§ **Assigned task**: Report the number of lines in these entries that contain "გადახდა". Write only the number.

[Extracted records]
================================

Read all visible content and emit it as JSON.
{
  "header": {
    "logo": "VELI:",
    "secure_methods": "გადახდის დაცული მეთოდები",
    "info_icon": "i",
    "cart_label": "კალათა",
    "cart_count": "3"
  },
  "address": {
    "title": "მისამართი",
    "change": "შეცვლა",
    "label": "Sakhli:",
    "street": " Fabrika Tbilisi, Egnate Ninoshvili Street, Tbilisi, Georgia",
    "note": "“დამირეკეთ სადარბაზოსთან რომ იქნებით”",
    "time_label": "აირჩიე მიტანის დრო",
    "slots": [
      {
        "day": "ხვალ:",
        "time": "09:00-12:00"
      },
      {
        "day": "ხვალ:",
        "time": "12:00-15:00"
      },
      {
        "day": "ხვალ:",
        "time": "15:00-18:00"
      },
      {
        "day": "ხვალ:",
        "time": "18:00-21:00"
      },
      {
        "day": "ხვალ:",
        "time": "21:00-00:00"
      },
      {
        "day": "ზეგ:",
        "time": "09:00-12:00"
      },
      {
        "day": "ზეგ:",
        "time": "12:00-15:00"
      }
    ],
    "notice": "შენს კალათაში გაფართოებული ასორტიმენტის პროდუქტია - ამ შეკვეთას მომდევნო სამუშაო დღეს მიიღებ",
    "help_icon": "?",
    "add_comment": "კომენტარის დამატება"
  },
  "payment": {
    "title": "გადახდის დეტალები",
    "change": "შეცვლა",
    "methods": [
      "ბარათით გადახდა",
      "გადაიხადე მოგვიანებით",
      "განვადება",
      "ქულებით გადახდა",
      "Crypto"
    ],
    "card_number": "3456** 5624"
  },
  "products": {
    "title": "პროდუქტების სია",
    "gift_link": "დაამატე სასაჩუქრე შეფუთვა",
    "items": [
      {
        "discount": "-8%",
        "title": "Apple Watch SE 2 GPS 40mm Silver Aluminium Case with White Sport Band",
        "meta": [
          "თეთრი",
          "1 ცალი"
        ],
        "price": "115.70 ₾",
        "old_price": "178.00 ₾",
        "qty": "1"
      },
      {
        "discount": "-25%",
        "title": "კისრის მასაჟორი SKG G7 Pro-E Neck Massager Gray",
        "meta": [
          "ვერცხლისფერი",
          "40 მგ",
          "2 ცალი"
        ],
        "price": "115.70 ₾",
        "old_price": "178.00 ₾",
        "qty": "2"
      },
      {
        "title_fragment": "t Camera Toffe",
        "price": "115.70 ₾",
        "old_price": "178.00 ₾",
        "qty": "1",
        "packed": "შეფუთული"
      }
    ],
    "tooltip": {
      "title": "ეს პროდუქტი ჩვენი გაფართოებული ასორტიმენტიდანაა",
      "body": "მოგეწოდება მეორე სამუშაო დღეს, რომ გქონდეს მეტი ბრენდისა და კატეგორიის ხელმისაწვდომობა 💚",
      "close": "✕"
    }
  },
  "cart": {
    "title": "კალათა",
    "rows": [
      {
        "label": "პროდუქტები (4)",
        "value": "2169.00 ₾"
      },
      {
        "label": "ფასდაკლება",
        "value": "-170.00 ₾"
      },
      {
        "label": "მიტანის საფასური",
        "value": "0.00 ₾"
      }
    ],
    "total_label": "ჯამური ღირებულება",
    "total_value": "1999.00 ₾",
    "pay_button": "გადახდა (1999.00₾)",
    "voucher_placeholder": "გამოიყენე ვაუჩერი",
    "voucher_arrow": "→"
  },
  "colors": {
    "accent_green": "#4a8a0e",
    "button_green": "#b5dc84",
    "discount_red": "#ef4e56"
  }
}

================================

§ **Solution to this task**: 3